■ **INSTRUCTIONS FOR THE TASK**: The expected answer is every line from the material below that has the word "circle".

■ **PROVIDED ENTRIES**:

* * *

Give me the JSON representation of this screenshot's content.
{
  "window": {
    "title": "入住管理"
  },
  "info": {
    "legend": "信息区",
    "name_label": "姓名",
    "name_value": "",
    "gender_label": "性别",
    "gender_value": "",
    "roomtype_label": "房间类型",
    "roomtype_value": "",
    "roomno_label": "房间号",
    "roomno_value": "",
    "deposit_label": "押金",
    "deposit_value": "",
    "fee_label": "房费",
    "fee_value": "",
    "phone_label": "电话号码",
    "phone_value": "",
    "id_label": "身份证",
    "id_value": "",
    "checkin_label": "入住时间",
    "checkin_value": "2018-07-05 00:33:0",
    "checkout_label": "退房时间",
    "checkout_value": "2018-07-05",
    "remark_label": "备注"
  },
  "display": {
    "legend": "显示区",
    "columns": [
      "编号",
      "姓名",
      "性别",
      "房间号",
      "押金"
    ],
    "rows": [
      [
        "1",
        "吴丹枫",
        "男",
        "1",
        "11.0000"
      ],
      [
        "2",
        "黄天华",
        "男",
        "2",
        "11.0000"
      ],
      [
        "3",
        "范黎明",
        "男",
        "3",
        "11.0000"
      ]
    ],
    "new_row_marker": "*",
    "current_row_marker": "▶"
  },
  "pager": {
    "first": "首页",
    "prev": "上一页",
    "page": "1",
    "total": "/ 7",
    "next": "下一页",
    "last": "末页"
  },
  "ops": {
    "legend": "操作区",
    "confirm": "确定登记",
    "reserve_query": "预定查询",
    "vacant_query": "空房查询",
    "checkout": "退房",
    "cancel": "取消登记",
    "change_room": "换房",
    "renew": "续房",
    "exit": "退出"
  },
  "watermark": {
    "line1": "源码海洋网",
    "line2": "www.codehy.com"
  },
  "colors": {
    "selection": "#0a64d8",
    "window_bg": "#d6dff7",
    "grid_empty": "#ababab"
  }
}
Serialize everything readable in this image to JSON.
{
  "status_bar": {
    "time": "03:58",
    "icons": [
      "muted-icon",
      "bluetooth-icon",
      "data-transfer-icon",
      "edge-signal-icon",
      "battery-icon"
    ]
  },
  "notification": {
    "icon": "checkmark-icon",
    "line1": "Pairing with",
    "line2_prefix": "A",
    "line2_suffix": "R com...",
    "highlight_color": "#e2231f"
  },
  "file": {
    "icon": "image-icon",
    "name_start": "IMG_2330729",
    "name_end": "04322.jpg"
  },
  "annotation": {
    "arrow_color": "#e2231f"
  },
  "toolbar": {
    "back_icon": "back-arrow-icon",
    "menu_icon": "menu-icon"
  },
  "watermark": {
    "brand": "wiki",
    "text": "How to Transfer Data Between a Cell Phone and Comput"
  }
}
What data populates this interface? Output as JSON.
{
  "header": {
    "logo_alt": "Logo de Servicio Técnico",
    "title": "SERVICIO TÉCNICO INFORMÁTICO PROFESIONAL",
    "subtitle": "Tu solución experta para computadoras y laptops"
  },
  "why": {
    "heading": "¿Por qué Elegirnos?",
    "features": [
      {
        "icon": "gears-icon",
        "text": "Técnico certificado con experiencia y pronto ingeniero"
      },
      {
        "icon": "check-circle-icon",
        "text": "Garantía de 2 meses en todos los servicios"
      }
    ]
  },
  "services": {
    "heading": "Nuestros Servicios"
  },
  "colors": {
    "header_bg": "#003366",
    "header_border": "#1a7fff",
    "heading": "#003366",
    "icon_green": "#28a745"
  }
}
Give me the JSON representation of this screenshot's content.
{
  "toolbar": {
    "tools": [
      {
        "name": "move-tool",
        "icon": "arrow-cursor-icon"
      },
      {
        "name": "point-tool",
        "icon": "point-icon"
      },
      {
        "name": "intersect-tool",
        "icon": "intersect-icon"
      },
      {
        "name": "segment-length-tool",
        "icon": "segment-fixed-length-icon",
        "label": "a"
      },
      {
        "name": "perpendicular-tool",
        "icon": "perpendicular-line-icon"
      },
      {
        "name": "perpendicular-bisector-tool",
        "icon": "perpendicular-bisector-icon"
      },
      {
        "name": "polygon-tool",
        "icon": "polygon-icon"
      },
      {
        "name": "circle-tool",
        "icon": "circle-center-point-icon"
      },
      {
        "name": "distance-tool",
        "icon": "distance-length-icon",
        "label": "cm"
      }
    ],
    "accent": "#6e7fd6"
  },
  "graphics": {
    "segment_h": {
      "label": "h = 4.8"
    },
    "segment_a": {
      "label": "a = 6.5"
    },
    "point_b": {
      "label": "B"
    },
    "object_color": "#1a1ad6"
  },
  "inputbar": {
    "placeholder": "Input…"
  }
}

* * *

■ **SOLUTION TO THIS EXERCISE**:
        "icon": "check-circle-icon",
        "name": "circle-tool",
        "icon": "circle-center-point-icon"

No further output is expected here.